SAN FRANCISCO (AP) There's a tune Tim Flannery once sung that he finds perfectly fitting to describe how his San Francisco Giants get the most out of themselves in the postseason.
Old standbys like Buster Posey, Hunter Pence and Pablo Sandoval mix with rookie faces, giving the Giants a seemingly unique ability to win every other October. Quirky circumstances or injured stars don't seem to matter, whether it's the 2010 bunch of castoffs and misfits or a pair of veteran stars making their first World Series trip.
''There's a line I once sung for Andres Torres, `One thing for certain, I promise you will see, it's never too late to be the person you were meant to be,''' Flannery, the thoughtful third-base coach and musician, offered after Thursday night's NL Championship Series clincher. ''And I've seen it here. I've seen it night after night. These guys come here and we get the most and we get the best out of them.''
Posey, Sandoval, Santiago Casilla and Madison Bumgarner were all with the Giants in 2010, then Pence joined the fun two years later for those remarkable comebacks in the first two rounds of the playoffs and the surprising World Series sweep of Detroit.
Now, these Giants are determined to win it all once more for those who don't already have a sparkly championship ring.
Tim Hudson, a 16-year pro, is headed to the World Series for the first time. Michael Morse, who hasn't started since late August because of a pesky oblique injury, delivered a tying home run as a pinch hitter in Thursday's 6-3 win over St. Louis.
''It's awesome for them,'' shortstop Brandon Crawford said. ''They've had long careers and not been able to get there before, so I'm happy to be a part of it with them. I'm getting a little spoiled, I guess, I've had a couple in only a few years. So for them to get there finally, it's great for them.''
There's even one who could fit the ''castoffs and misfits'' description of the 2010 team: Travis Ishikawa contemplated retirement after he was released by Pittsburgh in April, then re-signed with his original big league team and hit the pennant-clinching homer in October.
General manager Brian Sabean once again made midseason moves for players who became key. Pitcher Jake Peavy overcame his struggles with Boston to thrive under his former skipper in San Diego, Bruce Bochy. But Sabean, at 18 years the longest-tenured GM in the major leagues, considers constructing a core the key.
''You build your team from within. That's a sure fire way to keep things moving forward and prevents you from having to go into the market,'' Sabean said.
The 39-year-old Hudson played on his share of successful teams in Oakland and Atlanta, then signed a two-year deal with the Giants because his gut told him he might have the chance to be part of something like this after his 2013 season was cut short by a devastating ankle injury.
On Thursday night, Pence called the right-hander to the middle of the clubhouse for a postgame beer salute and the Giants' take on a popular rap song, ''Teach Me How to Dougie'' - which they've changed to ''Teach Me How to Huddy.''
''I was trying to drink beer. I'm not much of a talker,'' Hudson said. ''He kind of put me on the spot, and I clammed up a little bit.

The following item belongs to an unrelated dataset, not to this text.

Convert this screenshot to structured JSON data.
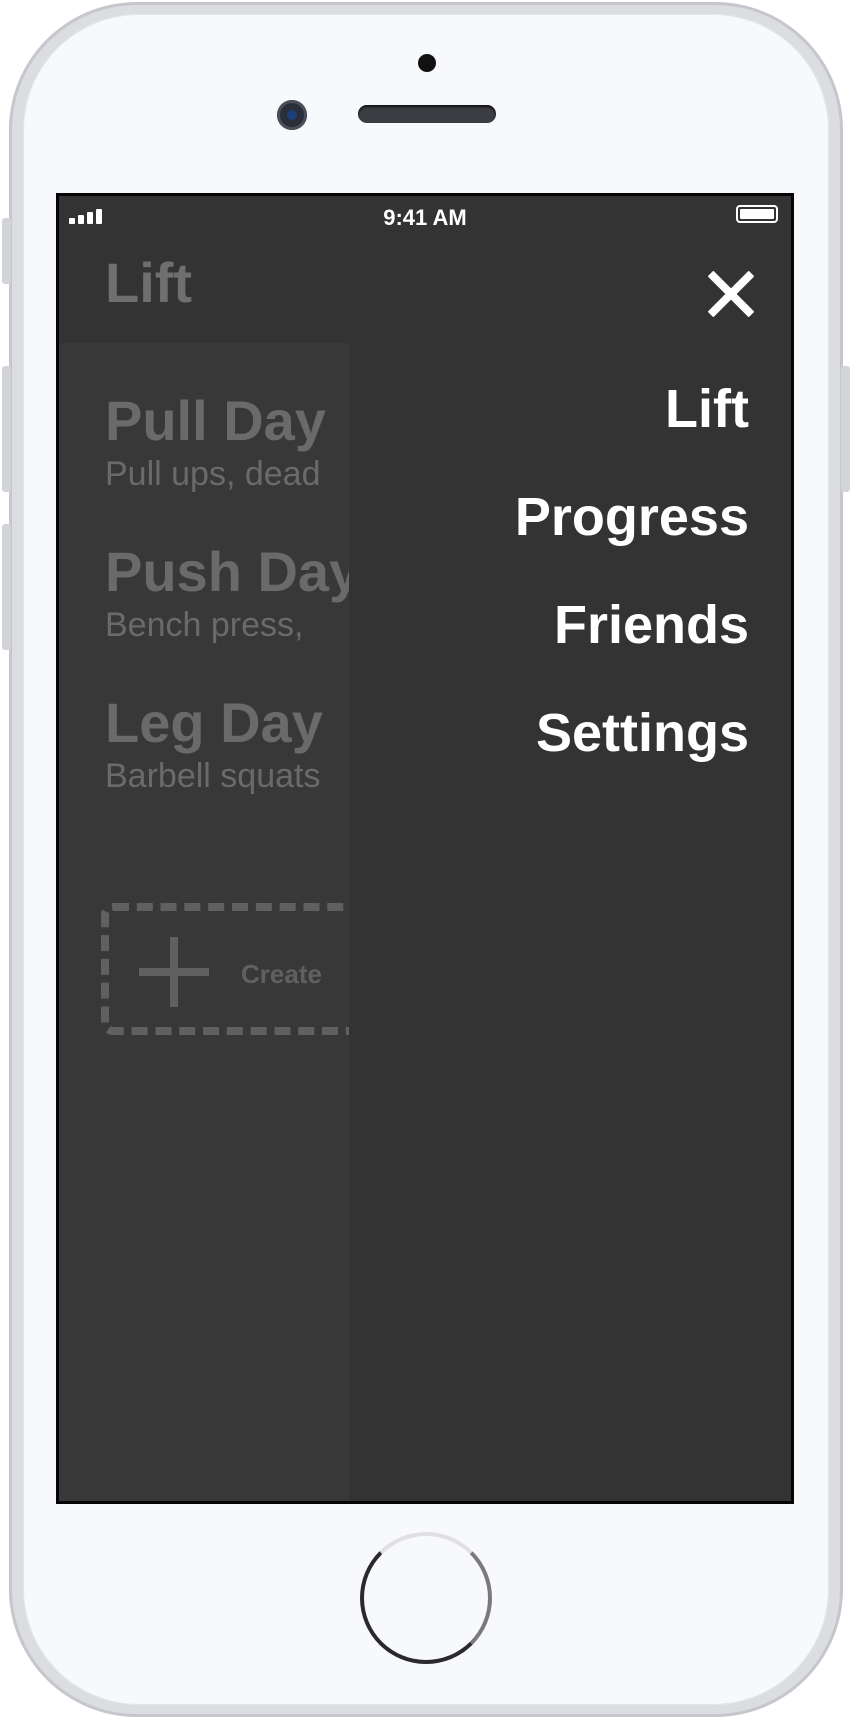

I think everybody thinks about it every year when they play. Obviously, to have gone 16 years without having been able to experience something like this, you wonder if it's going to happen.''
San Francisco slumped in the summer and again through September and still did enough in the final week of the regular season. The Giants reached the World Series without ace pitcher Matt Cain (elbow surgery), center fielder and leadoff man Angel Pagan (back surgery) and second baseman Marco Scutaro (limited to five games this year because of a bad back).
They won in the playoffs with Tim Lincecum, who has struggled since pitching a no-hitter in June.
''That's just kind of been our personality all year,'' Hudson said. ''We fought through the hard times. Whether it's during the season or in the middle of games, we try to find ways to get it done or get over it. It's just been our MO all year.''
Posey isn't one for making comparisons, team to team, game to game.
''They're all special,'' Posey said. ''No baseball game's ever the same. You can come to the ballpark and see something different every day. That's kind of how all three of these trips have been.''
Flannery goes back to that familiar song by Gregory Page, ''Right or Wrong.'' He's not sure why it keeps working in San Francisco.
''I don't know how,'' Flannery said. ''It's like they're touched.''